> _Work instructions_
Determine how many lines below include the string "will". Reply with the number only.

> _Provided data_
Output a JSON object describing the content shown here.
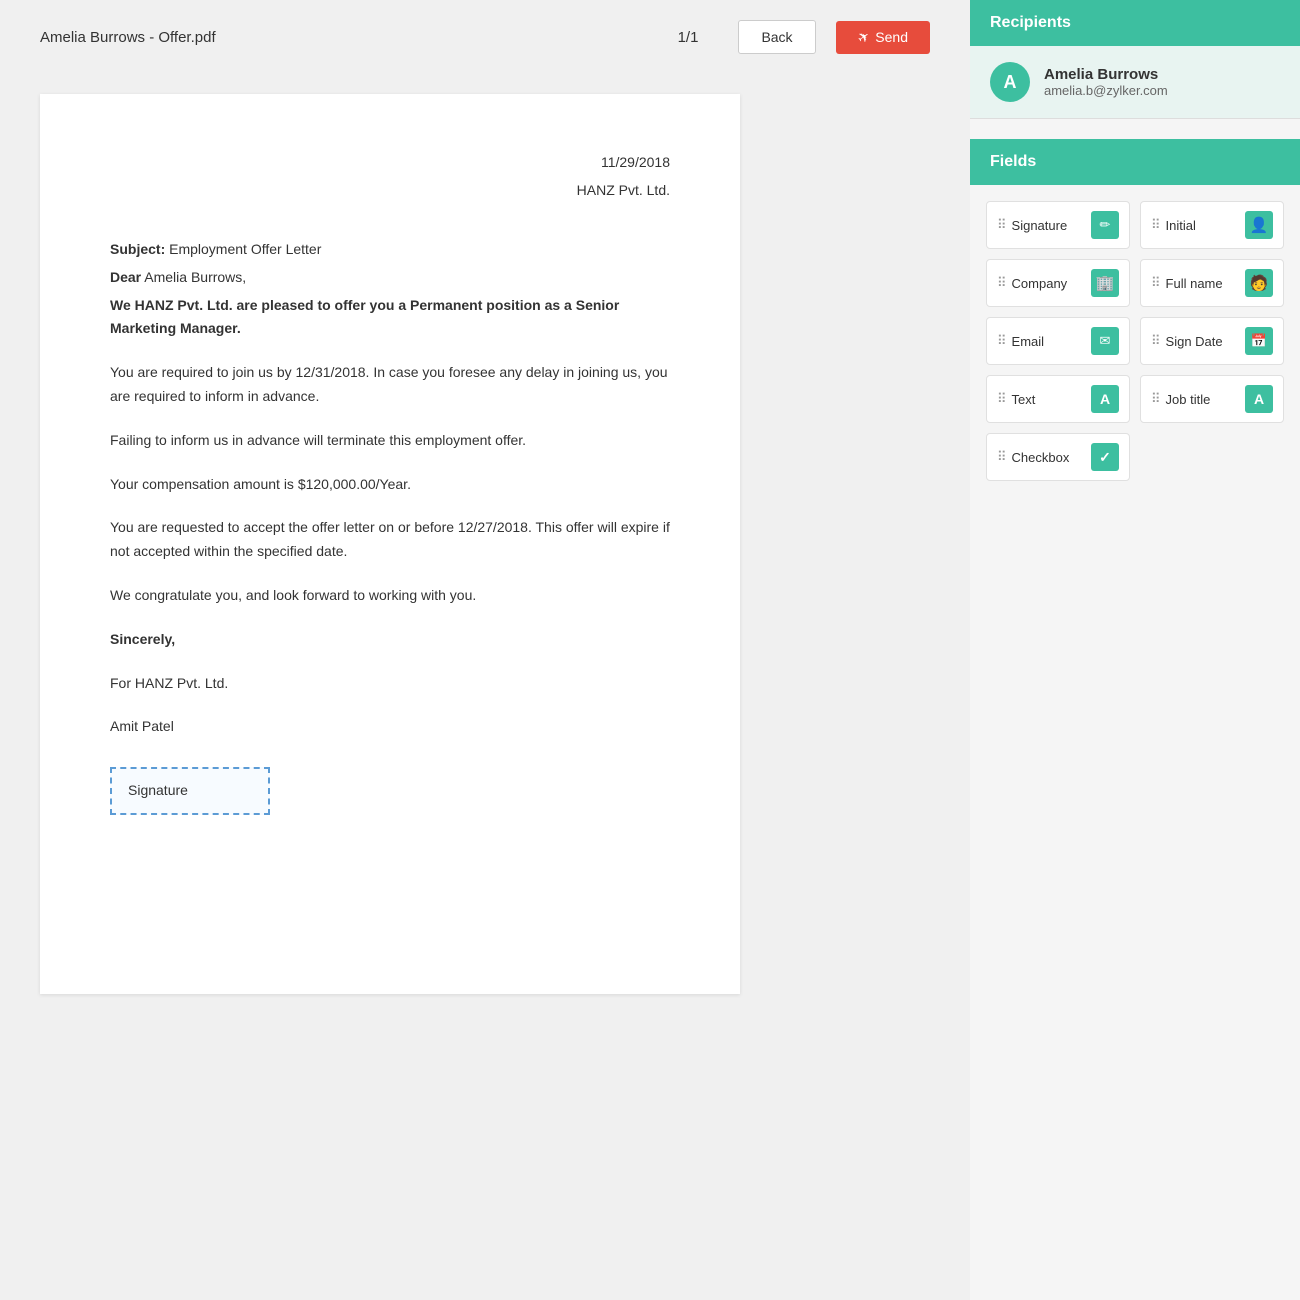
{
  "toolbar": {
    "filename": "Amelia Burrows - Offer.pdf",
    "page": "1/1",
    "back_label": "Back",
    "send_label": "Send",
    "send_icon": "✈"
  },
  "document": {
    "date": "11/29/2018",
    "company": "HANZ Pvt. Ltd.",
    "subject_prefix": "Subject:",
    "subject_text": " Employment Offer Letter",
    "dear_prefix": "Dear",
    "dear_text": " Amelia Burrows,",
    "para1": "We HANZ Pvt. Ltd. are pleased to offer you a Permanent position as a Senior Marketing Manager.",
    "para2": "You are required to join us by 12/31/2018. In case you foresee any delay in joining us, you are required to inform in advance.",
    "para3": "Failing to inform us in advance will terminate this employment offer.",
    "para4": "Your compensation amount is $120,000.00/Year.",
    "para5": "You are requested to accept the offer letter on or before 12/27/2018. This offer will expire if not accepted within the specified date.",
    "para6": "We congratulate you, and look forward to working with you.",
    "sincerely": "Sincerely,",
    "for_company": "For HANZ Pvt. Ltd.",
    "signatory": "Amit Patel",
    "signature_label": "Signature"
  },
  "sidebar": {
    "recipients_header": "Recipients",
    "recipient": {
      "initial": "A",
      "name": "Amelia Burrows",
      "email": "amelia.b@zylker.com"
    },
    "fields_header": "Fields",
    "fields": [
      {
        "id": "signature",
        "label": "Signature",
        "icon": "✏"
      },
      {
        "id": "initial",
        "label": "Initial",
        "icon": "👤"
      },
      {
        "id": "company",
        "label": "Company",
        "icon": "🏢"
      },
      {
        "id": "full_name",
        "label": "Full name",
        "icon": "🧑"
      },
      {
        "id": "email",
        "label": "Email",
        "icon": "✉"
      },
      {
        "id": "sign_date",
        "label": "Sign Date",
        "icon": "📅"
      },
      {
        "id": "text",
        "label": "Text",
        "icon": "A"
      },
      {
        "id": "job_title",
        "label": "Job title",
        "icon": "A"
      },
      {
        "id": "checkbox",
        "label": "Checkbox",
        "icon": "✓"
      }
    ]
  }
}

> _Response to this task_
2